• [What the task requires] Go through the records below and show every line with the string "Nombre".

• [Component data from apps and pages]
========
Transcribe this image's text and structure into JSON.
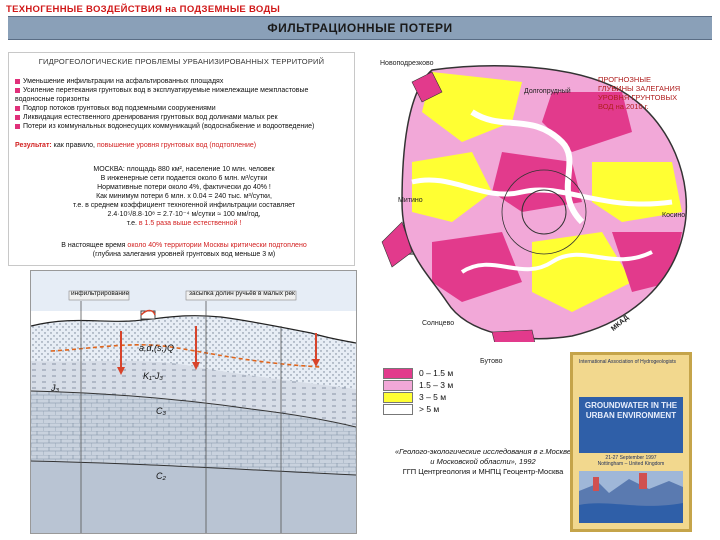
{
  "header": {
    "top_title": "ТЕХНОГЕННЫЕ ВОЗДЕЙСТВИЯ на ПОДЗЕМНЫЕ ВОДЫ",
    "banner_title": "ФИЛЬТРАЦИОННЫЕ ПОТЕРИ"
  },
  "panel": {
    "title": "ГИДРОГЕОЛОГИЧЕСКИЕ ПРОБЛЕМЫ УРБАНИЗИРОВАННЫХ ТЕРРИТОРИЙ",
    "bullets": [
      "Уменьшение инфильтрации на асфальтированных площадях",
      "Усиление перетекания грунтовых вод в эксплуатируемые нижележащие межпластовые водоносные горизонты",
      "Подпор потоков грунтовых вод подземными сооружениями",
      "Ликвидация естественного дренирования грунтовых вод долинами малых рек",
      "Потери из коммунальных водонесущих коммуникаций (водоснабжение и водоотведение)"
    ],
    "result_label": "Результат:",
    "result_text": "как правило,",
    "result_highlight": "повышение уровня грунтовых вод (подтопление)",
    "calc_lines": [
      "МОСКВА:  площадь 880 км², население 10 млн. человек",
      "В инженерные сети подается около 6 млн. м³/сутки",
      "Нормативные потери около 4%, фактически до 40% !",
      "Как минимум потери 6 млн. х 0.04 = 240 тыс. м³/сутки,",
      "т.е. в среднем коэффициент техногенной инфильтрации составляет",
      "2.4·10⁵/8.8·10⁸ = 2.7·10⁻⁴ м/сутки ≈ 100 мм/год,"
    ],
    "calc_last_prefix": "т.е.",
    "calc_last_highlight": "в 1.5 раза выше естественной !",
    "risk_prefix": "В настоящее время",
    "risk_highlight": "около 40% территории Москвы критически подтоплено",
    "risk_suffix": "(глубина залегания уровней грунтовых вод меньше 3 м)"
  },
  "section": {
    "label_infiltration": "инфильтрирование",
    "label_network": "засыпка долин ручьёв в малых рек",
    "aquifers": [
      "a,d,(s,)Q",
      "K₁-J₃",
      "J₃",
      "C₃",
      "C₂"
    ]
  },
  "map": {
    "places": [
      "Новоподрезково",
      "Долгопрудный",
      "Митино",
      "Косино",
      "Солнцево",
      "Бутово",
      "МКАД"
    ]
  },
  "forecast": {
    "line1": "ПРОГНОЗНЫЕ",
    "line2": "ГЛУБИНЫ ЗАЛЕГАНИЯ",
    "line3": "УРОВНЯ ГРУНТОВЫХ",
    "line4": "ВОД  на  2010 г."
  },
  "legend": [
    {
      "label": "0 – 1.5 м",
      "color": "#e23a8c"
    },
    {
      "label": "1.5 – 3 м",
      "color": "#f2a8d8"
    },
    {
      "label": "3 – 5 м",
      "color": "#ffff33"
    },
    {
      "label": "> 5 м",
      "color": "#ffffff"
    }
  ],
  "source": {
    "line1": "«Геолого-экологические исследования в г.Москве",
    "line2": "и Московской области», 1992",
    "line3": "ГГП Центргеология и МНПЦ Геоцентр-Москва"
  },
  "cover": {
    "header": "International Association of Hydrogeologists",
    "title1": "GROUNDWATER IN THE",
    "title2": "URBAN ENVIRONMENT",
    "dates": "21-27 September 1997",
    "place": "Nottingham – United Kingdom"
  }
}
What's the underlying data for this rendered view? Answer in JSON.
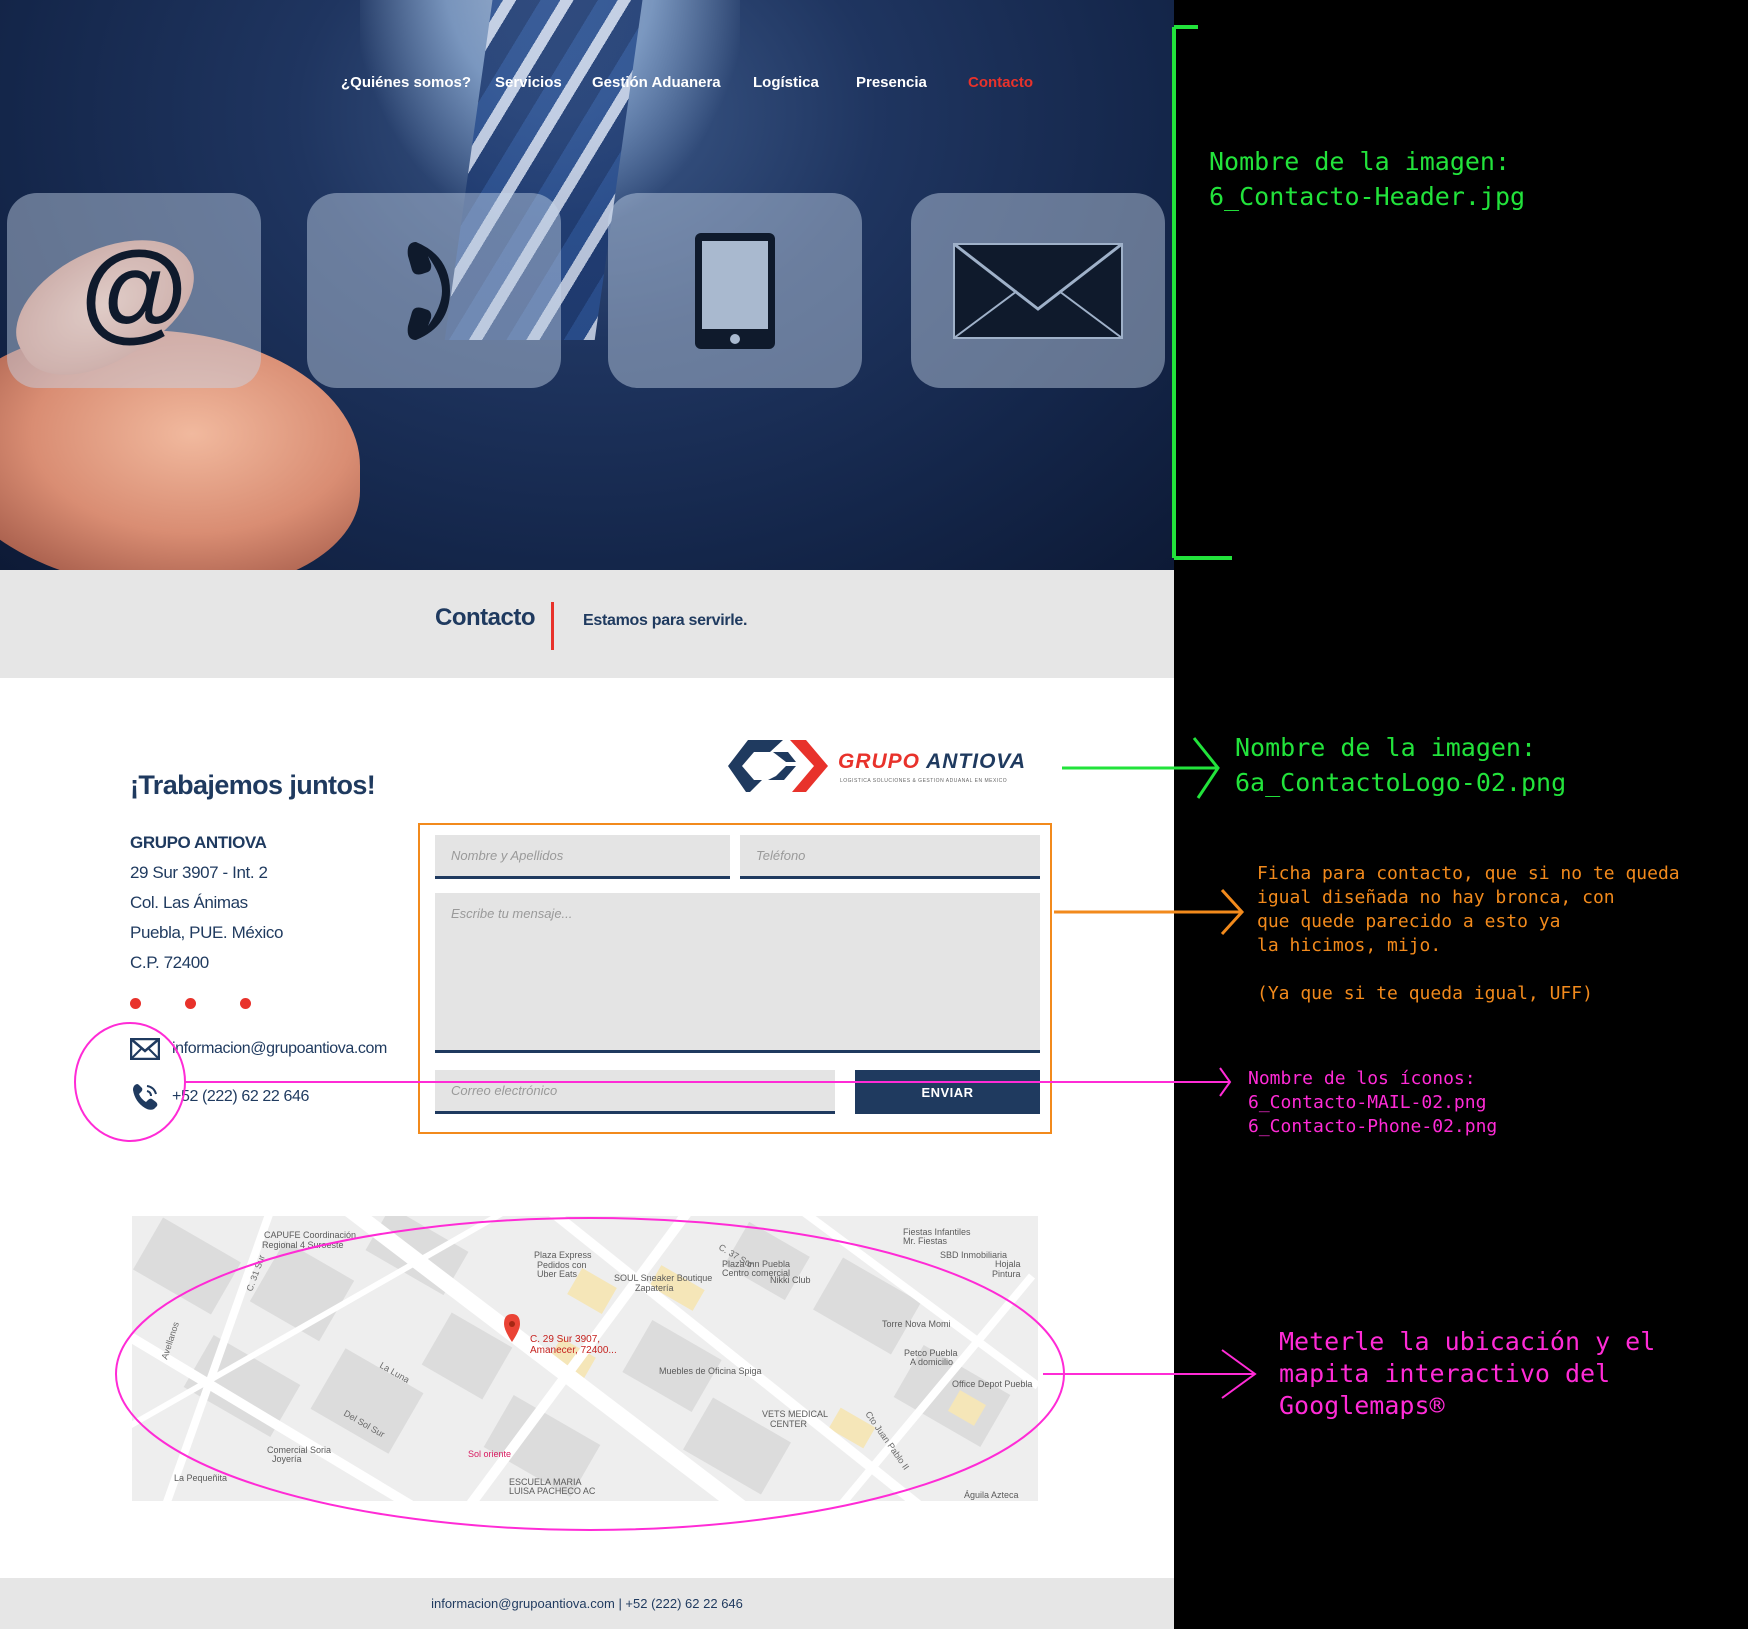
{
  "nav": {
    "items": [
      "¿Quiénes somos?",
      "Servicios",
      "Gestión Aduanera",
      "Logística",
      "Presencia",
      "Contacto"
    ],
    "active": "Contacto"
  },
  "section_bar": {
    "title": "Contacto",
    "subtitle": "Estamos para servirle."
  },
  "contact": {
    "heading": "¡Trabajemos juntos!",
    "address_lines": [
      "GRUPO ANTIOVA",
      "29 Sur 3907 - Int. 2",
      "Col. Las Ánimas",
      "Puebla, PUE. México",
      "C.P. 72400"
    ],
    "email": "informacion@grupoantiova.com",
    "phone": "+52 (222) 62 22 646"
  },
  "logo": {
    "word1": "GRUPO",
    "word2": "ANTIOVA",
    "tagline": "LOGISTICA SOLUCIONES & GESTION ADUANAL EN MEXICO"
  },
  "form": {
    "name_placeholder": "Nombre y Apellidos",
    "phone_placeholder": "Teléfono",
    "message_placeholder": "Escribe tu mensaje...",
    "email_placeholder": "Correo electrónico",
    "submit_label": "ENVIAR"
  },
  "map": {
    "pin_label_1": "C. 29 Sur 3907,",
    "pin_label_2": "Amanecer, 72400...",
    "places": [
      "CAPUFE Coordinación",
      "Regional 4 Suroeste",
      "Plaza Express",
      "Pedidos con",
      "Uber Eats",
      "SOUL Sneaker Boutique",
      "Zapatería",
      "Plaza Inn Puebla",
      "Centro comercial",
      "Nikki Club",
      "Fiestas Infantiles",
      "Mr. Fiestas",
      "SBD Inmobiliaria",
      "Hojala",
      "Pintura",
      "Torre Nova Momi",
      "Petco Puebla",
      "A domicilio",
      "Office Depot Puebla",
      "Muebles de Oficina Spiga",
      "VETS MEDICAL",
      "CENTER",
      "Comercial Soria",
      "Joyería",
      "Sol oriente",
      "La Pequeñita",
      "ESCUELA MARIA",
      "LUISA PACHECO AC",
      "Águila Azteca"
    ],
    "streets": [
      "C. 31 Sur",
      "La Luna",
      "Del Sol Sur",
      "Avellanos",
      "Cto Juan Pablo II",
      "C. 37 Sur"
    ]
  },
  "footer": {
    "text": "informacion@grupoantiova.com | +52 (222) 62 22 646"
  },
  "annotations": {
    "header_image": "Nombre de la imagen:\n6_Contacto-Header.jpg",
    "logo_image": "Nombre de la imagen:\n6a_ContactoLogo-02.png",
    "form_note": "Ficha para contacto, que si no te queda\nigual diseñada no hay bronca, con\nque quede parecido a esto ya\nla hicimos, mijo.\n\n(Ya que si te queda igual, UFF)",
    "icons_note": "Nombre de los íconos:\n6_Contacto-MAIL-02.png\n6_Contacto-Phone-02.png",
    "map_note": "Meterle la ubicación y el\nmapita interactivo del\nGooglemaps®"
  },
  "colors": {
    "navy": "#1f3a5f",
    "red": "#e8322b",
    "annotation_green": "#22e33b",
    "annotation_orange": "#f28a1c",
    "annotation_pink": "#ff2bd6"
  }
}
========
• [Written response]
    "name_placeholder": "Nombre y Apellidos",
    "header_image": "Nombre de la imagen:\n6_Contacto-Header.jpg",
    "logo_image": "Nombre de la imagen:\n6a_ContactoLogo-02.png",
    "icons_note": "Nombre de los íconos:\n6_Contacto-MAIL-02.png\n6_Contacto-Phone-02.png",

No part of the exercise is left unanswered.